Nov. 13, 1946
The Tribune and Star increase price from 3 cents to 5 cents. A front-page item in the Tribune blames material and production costs.
Evening paper is renamed Minneapolis Star.
Nat Finney, in the Minneapolis Tribune Washington bureau, wins a Pulitzer Prize for outstanding national affairs reporting for his stories about the Truman administration’s efforts to impose secrecy on the affairs of federal civilian agencies in peacetime.
May 18, 1948
Sid Hartman’s first byline in the Minneapolis Tribune. (His first column for the Minneapolis Daily Times was Sept. 11, 1945.)
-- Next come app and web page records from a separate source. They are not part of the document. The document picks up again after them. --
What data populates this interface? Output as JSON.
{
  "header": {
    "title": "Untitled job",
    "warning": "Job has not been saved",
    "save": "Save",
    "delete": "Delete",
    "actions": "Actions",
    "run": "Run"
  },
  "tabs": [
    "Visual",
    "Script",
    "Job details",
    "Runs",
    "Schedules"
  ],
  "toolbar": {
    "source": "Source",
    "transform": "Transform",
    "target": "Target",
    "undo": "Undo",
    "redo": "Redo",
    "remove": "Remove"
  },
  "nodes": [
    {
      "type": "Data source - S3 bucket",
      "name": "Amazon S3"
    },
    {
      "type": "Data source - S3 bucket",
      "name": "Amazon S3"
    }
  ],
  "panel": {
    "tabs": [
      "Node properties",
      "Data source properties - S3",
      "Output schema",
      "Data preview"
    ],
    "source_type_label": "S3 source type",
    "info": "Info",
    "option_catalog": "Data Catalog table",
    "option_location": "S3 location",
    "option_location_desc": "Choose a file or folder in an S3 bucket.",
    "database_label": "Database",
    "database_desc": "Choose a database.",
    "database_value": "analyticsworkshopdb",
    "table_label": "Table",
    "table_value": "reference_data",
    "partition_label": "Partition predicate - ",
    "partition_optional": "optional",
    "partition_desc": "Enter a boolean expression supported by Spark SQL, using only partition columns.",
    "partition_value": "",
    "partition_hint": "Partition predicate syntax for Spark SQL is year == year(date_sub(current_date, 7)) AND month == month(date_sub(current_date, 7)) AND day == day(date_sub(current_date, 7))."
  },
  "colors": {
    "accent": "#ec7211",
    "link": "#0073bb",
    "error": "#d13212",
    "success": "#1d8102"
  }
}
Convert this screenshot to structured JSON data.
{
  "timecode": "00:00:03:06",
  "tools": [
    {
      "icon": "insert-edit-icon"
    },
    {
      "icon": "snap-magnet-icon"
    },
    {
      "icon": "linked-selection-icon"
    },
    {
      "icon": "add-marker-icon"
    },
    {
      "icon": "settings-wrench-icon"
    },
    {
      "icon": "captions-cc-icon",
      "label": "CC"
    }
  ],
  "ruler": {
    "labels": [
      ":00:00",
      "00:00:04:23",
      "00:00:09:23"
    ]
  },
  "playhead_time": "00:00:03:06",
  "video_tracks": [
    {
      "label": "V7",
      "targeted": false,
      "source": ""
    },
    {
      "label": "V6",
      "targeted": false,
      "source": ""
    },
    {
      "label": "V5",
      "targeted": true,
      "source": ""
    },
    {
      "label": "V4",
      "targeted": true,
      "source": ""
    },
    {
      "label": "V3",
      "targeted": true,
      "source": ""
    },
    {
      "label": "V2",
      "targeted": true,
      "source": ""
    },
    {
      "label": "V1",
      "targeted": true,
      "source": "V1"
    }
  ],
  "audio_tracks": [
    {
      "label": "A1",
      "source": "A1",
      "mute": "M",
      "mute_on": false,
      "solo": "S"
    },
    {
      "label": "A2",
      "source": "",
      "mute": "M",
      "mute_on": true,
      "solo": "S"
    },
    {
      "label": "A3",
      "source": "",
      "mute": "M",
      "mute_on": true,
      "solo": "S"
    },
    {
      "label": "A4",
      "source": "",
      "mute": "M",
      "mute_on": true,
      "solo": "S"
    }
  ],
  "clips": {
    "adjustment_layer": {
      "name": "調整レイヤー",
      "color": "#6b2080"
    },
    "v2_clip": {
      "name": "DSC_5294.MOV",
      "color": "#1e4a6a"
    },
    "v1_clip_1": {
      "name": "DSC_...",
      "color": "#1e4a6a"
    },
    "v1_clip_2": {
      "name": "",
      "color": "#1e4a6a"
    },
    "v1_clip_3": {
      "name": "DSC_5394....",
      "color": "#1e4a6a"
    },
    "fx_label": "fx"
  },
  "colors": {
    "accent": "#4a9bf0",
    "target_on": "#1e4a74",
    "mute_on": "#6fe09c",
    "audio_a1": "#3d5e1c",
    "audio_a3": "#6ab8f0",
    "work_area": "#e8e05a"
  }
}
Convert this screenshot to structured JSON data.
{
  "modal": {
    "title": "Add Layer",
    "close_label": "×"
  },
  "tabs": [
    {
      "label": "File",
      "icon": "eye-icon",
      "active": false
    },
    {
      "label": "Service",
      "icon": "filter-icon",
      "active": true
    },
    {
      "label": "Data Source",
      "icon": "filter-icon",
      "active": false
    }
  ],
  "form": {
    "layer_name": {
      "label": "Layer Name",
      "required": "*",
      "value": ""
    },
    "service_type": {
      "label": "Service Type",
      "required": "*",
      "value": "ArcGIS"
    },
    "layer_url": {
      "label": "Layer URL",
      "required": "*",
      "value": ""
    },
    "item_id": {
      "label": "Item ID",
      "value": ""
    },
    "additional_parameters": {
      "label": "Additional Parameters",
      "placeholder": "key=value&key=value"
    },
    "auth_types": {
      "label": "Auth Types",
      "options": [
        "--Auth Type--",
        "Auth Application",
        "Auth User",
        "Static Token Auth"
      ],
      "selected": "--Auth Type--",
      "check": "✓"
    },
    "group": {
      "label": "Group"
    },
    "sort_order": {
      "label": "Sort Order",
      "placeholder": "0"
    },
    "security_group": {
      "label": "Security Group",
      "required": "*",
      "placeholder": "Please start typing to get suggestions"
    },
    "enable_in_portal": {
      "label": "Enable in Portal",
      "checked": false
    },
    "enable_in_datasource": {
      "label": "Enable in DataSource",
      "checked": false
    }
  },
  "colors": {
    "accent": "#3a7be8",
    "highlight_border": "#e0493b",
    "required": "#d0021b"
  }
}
The Star becomes the first major newspaper to regularly publish full-color news photos.
Minneapolis Star photographer Bill Seaman wins a Pulitzer Prize for photography of the aftermath of a crash in which a 9-year-old boy died.
Citing declining circulation, the Minneapolis Star ceases publication. The staffs of the Star and Tribune combine to produce a daily morning paper, the Star and Tribune. An afternoon edition continued for several months but was discontinued.
Aug. 31, 1987
Name becomes Star Tribune Newspaper of the Twin Cities, and it prints its first St. Paul edition.
April 12, 1990
Star Tribune reporters Lou Kilzer and Chris Ison win the Pulitzer Prize for investigative reporting for “Fire in St. Paul,” which exposed a thriving industry that profited from arson and suspicious fires with the assistance of firefighters.
Launch of subscriber-based Star Tribune Online service on the Interchange network, plus initial creation of an Internet site.
June 18, 1996
March 19, 1998
Shareholders approve $1.4 billion sale of Cowles Media Co., parent company of the Star Tribune, to McClatchy Newspapers of Sacramento, Calif. The price is believed to be the biggest ever paid for a company whose primary asset is a newspaper.
Dec. 26, 2006
McClatchy Co. announces the surprise $530 million sale of the Star Tribune, its largest newspaper, to Avista Capital Partners, a New York-based private investment group.
Jan. 15, 2009
The Star Tribune, saddled with high debt and declining advertising, files a Chapter 11 bankruptcy petition.
Sept. 28, 2009
The Star Tribune emerges from bankruptcy. The reorganization plan provides for a small group of debt investors, including Wayzata Investment Partners, to take over 95.5 percent of the company.
Jan. 7, 2010
Former Time Inc. executive and Fridley native Michael Klingensmith is named Star Tribune publisher.
Wayzata Investments acquires a controlling interest in the Star Tribune by buying the portion held by Credit Suisse for $32 per share. The transaction valued the Star Tribune’s equity at $49 million and put the “enterprise value” at $125 million.
April 15, 2013
The Star Tribune wins two Pulitzer Prizes. Brad Schrade, Jeremy Olson and Glenn Howatt win the local reporting award for a series about home day care deaths of children. Steve Sack, with the Star Tribune since 1981, wins for his editorial cartoons.
Feb. 11, 2014
The Star Tribune completes the sale of five blocks in downtown Minneapolis that will be in the shadow of U.S. Bank Stadium, the new home of the Minnesota Vikings.
June 30, 2014
Mankato businessman Glen Taylor purchases the Star Tribune for about $100 million.
The Star Tribune moves from its longtime home at 425 Portland Av. to the recently renamed Star Tribune Building, part of the Capella Tower complex in downtown Minneapolis.
May 6, 2015
The Star Tribune buys alternative weekly City Pages.
April 18, 2016
The Star Tribune is a finalist for two Pulitzer Prizes. Chris Serres, Glenn Howatt and David Joles are finalists in the local reporting category for a series on Minnesota’s dehumanizing treatment of the disabled. Steve Sack is a finalist for his editorial cartoons.
April 10, 2017
Steve Sack is a finalist for the Pulitzer Prize for editorial cartoons.